Pooja, who has to her credit stellar performances at mega-events such as the opening of the Bollywood Zone at Madame Tussauds Wax Museum in NYC and the official premieres for the films Bride and Prejudice and Slumdog Millionaire, is a person with a vision.
Pooja’s innovative choreography has appeared in several major motion pictures, Including Bollywood blockbusters, Jaaneman, Kabhi Alvida Na Kehna, Karma Aur Holi, and Hollywood movies like The Accidental Husband and The Gold Bracelet. Pooja also choreographed the world’s first Bollywood Flash mob which took place in Times Square and various parts of the city in August 2009 receiving over 2 million hits and counting on YouTube. Other notable works can be seen on Sesame Street where she was the first South Asian to be on the show, along with others like Nick Jr. Wonderpets. Pooja has also choreographed for Aventura at the Latin Grammy’s while on stage with the lead singer.
From three to seventy-three, Pooja has a wide range of age groups attending her classes. She has many stories to tell, like that of a 70-year-old “uncle,” who has been with her for the last 13 years and whom people love watching.
She explains, “They all have different professional backgrounds, but the moment they step in the class no one knows anything about anybody, and they just share one thing and that is their love of Bollywood. I can’t think of any other activity where people come together where there is no barrier culturally or professionally.” Pooja recalls she had one woman taking her classes while she was pregnant. She later told Pooja that she could not even express what those classes have done for her in getting her through a very difficult phase in her life. Many of her students have continued to dance after spending years with her, like Payal Kadakia Founder of ClassPass who started SA Dance Company with a few girls from the class.

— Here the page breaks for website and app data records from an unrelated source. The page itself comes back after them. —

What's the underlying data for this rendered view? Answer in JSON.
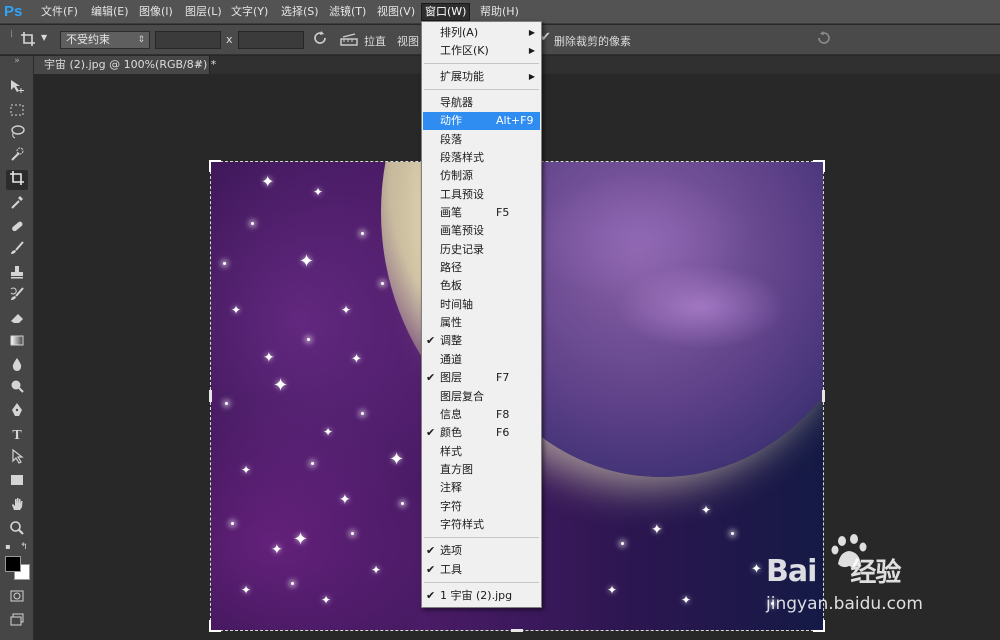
{
  "app": {
    "logo": "Ps"
  },
  "menubar": {
    "items": [
      {
        "label": "文件(F)"
      },
      {
        "label": "编辑(E)"
      },
      {
        "label": "图像(I)"
      },
      {
        "label": "图层(L)"
      },
      {
        "label": "文字(Y)"
      },
      {
        "label": "选择(S)"
      },
      {
        "label": "滤镜(T)"
      },
      {
        "label": "视图(V)"
      },
      {
        "label": "窗口(W)",
        "active": true
      },
      {
        "label": "帮助(H)"
      }
    ]
  },
  "options": {
    "tool_icon": "crop-icon",
    "ratio_value": "不受约束",
    "times_sign": "x",
    "straighten_label": "拉直",
    "view_label": "视图",
    "delete_pixels_label": "删除裁剪的像素"
  },
  "document": {
    "tab_title": "宇宙 (2).jpg @ 100%(RGB/8#) *",
    "close_glyph": "×"
  },
  "window_menu": {
    "items": [
      {
        "label": "排列(A)",
        "submenu": true
      },
      {
        "label": "工作区(K)",
        "submenu": true
      },
      {
        "label": "扩展功能",
        "submenu": true
      },
      {
        "label": "导航器"
      },
      {
        "label": "动作",
        "shortcut": "Alt+F9",
        "highlight": true
      },
      {
        "label": "段落"
      },
      {
        "label": "段落样式"
      },
      {
        "label": "仿制源"
      },
      {
        "label": "工具预设"
      },
      {
        "label": "画笔",
        "shortcut": "F5"
      },
      {
        "label": "画笔预设"
      },
      {
        "label": "历史记录"
      },
      {
        "label": "路径"
      },
      {
        "label": "色板"
      },
      {
        "label": "时间轴"
      },
      {
        "label": "属性"
      },
      {
        "label": "调整",
        "checked": true
      },
      {
        "label": "通道"
      },
      {
        "label": "图层",
        "shortcut": "F7",
        "checked": true
      },
      {
        "label": "图层复合"
      },
      {
        "label": "信息",
        "shortcut": "F8"
      },
      {
        "label": "颜色",
        "shortcut": "F6",
        "checked": true
      },
      {
        "label": "样式"
      },
      {
        "label": "直方图"
      },
      {
        "label": "注释"
      },
      {
        "label": "字符"
      },
      {
        "label": "字符样式"
      },
      {
        "label": "选项",
        "checked": true
      },
      {
        "label": "工具",
        "checked": true
      },
      {
        "label": "1 宇宙 (2).jpg",
        "checked": true
      }
    ],
    "check_glyph": "✔",
    "arrow_glyph": "▶"
  },
  "toolbox": {
    "tools": [
      "move-tool-icon",
      "marquee-tool-icon",
      "lasso-tool-icon",
      "quick-select-tool-icon",
      "crop-tool-icon",
      "eyedropper-tool-icon",
      "healing-brush-tool-icon",
      "brush-tool-icon",
      "clone-stamp-tool-icon",
      "history-brush-tool-icon",
      "eraser-tool-icon",
      "gradient-tool-icon",
      "blur-tool-icon",
      "dodge-tool-icon",
      "pen-tool-icon",
      "type-tool-icon",
      "path-select-tool-icon",
      "rectangle-tool-icon",
      "hand-tool-icon",
      "zoom-tool-icon"
    ],
    "type_glyph": "T",
    "foreground_color": "#000000",
    "background_color": "#ffffff"
  },
  "watermark": {
    "brand": "Bai",
    "brand_suffix": "经验",
    "url": "jingyan.baidu.com"
  },
  "colors": {
    "menu_highlight": "#2f8cf0",
    "ps_blue": "#2fa3f7",
    "workspace": "#282828"
  }
}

So, how does she feel about the role her classes play in the life of those who come to attend it?
“I never knew that this would become something so personal for people, but there are people who suffer problems at home, and this is their way of overcoming them. There are a lot of emotions involved. It is not just people coming to take classes; there is a lot more there. This is a way of their being able to express themselves.”
Pooja has formed deep bonds with her students. She fondly says, “There is one auntie who has been taking classes for more than ten years, and she is in her 70s. Her two daughters also take classes with me, and they are in their mid-40s and they all dance together!” As a single mother of a three-year-old, who also loves to dance, the mother daughter dancing bond is close to home for Pooja.

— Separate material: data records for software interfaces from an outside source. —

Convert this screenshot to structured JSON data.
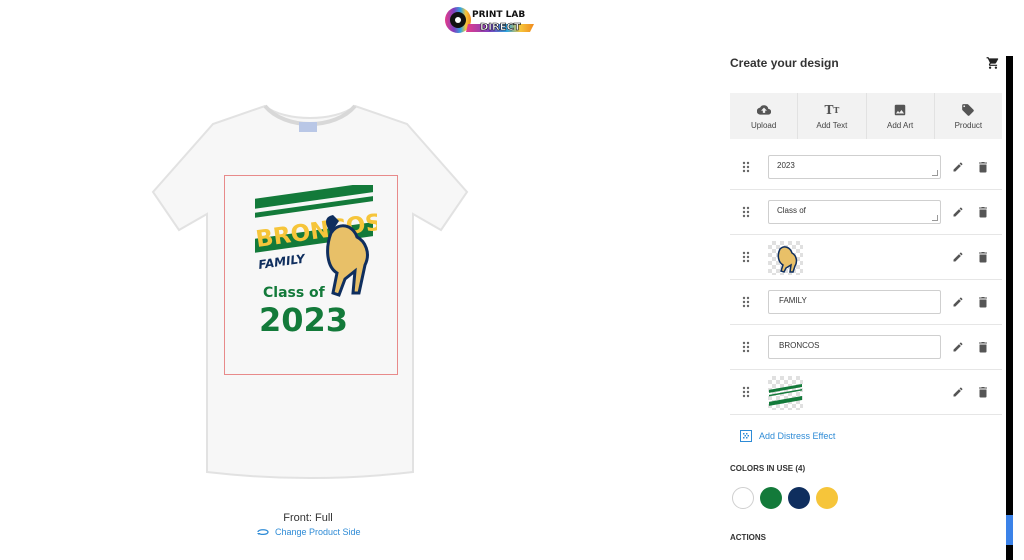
{
  "brand": {
    "logo_line1": "PRINT LAB",
    "logo_line2": "DIRECT"
  },
  "canvas": {
    "side_label": "Front: Full",
    "change_side_label": "Change Product Side",
    "design_text": {
      "line1": "BRONCOS",
      "line2": "FAMILY",
      "line3": "Class of",
      "line4": "2023"
    }
  },
  "panel": {
    "title": "Create your design",
    "tools": [
      {
        "label": "Upload",
        "icon": "cloud-upload-icon"
      },
      {
        "label": "Add Text",
        "icon": "text-icon"
      },
      {
        "label": "Add Art",
        "icon": "image-icon"
      },
      {
        "label": "Product",
        "icon": "tag-icon"
      }
    ],
    "layers": [
      {
        "type": "text",
        "value": "2023"
      },
      {
        "type": "text",
        "value": "Class of"
      },
      {
        "type": "image",
        "value": ""
      },
      {
        "type": "text",
        "value": "FAMILY"
      },
      {
        "type": "text",
        "value": "BRONCOS"
      },
      {
        "type": "image",
        "value": ""
      }
    ],
    "distress_label": "Add Distress Effect",
    "colors_title": "COLORS IN USE (4)",
    "colors": [
      "#ffffff",
      "#137a3a",
      "#0f2e5e",
      "#f6c53a"
    ],
    "actions_title": "ACTIONS"
  }
}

Now in its 15th year, BAX’s annual dance event, Riyaaz, showcasing Pooja’s talented students as they perform to Bollywood numbers, will be taking place at Florence Gould Hall, New York, on May 5th.

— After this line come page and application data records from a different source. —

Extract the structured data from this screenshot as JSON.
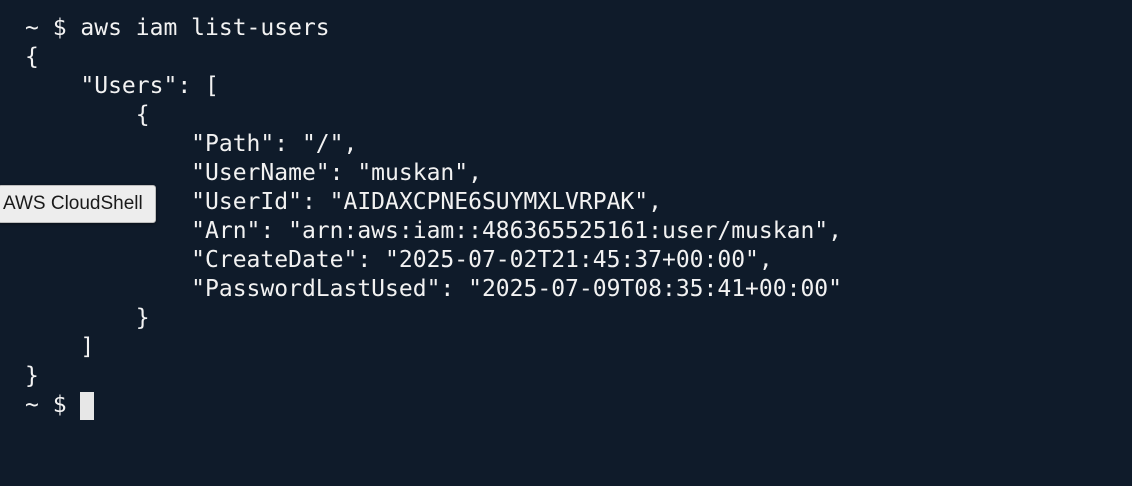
{
  "terminal": {
    "lines": [
      "~ $ aws iam list-users",
      "{",
      "    \"Users\": [",
      "        {",
      "            \"Path\": \"/\",",
      "            \"UserName\": \"muskan\",",
      "            \"UserId\": \"AIDAXCPNE6SUYMXLVRPAK\",",
      "            \"Arn\": \"arn:aws:iam::486365525161:user/muskan\",",
      "            \"CreateDate\": \"2025-07-02T21:45:37+00:00\",",
      "            \"PasswordLastUsed\": \"2025-07-09T08:35:41+00:00\"",
      "        }",
      "    ]",
      "}"
    ],
    "prompt": "~ $ "
  },
  "tooltip": {
    "text": "AWS CloudShell"
  },
  "colors": {
    "background": "#0f1b2a",
    "text": "#f2f2f2",
    "cursor": "#e7e7e7",
    "tooltip_bg": "#ededed"
  }
}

Pooja is head over heels in love with her profession, which has become her first and last love. We hope she can spread even more love in the time to come!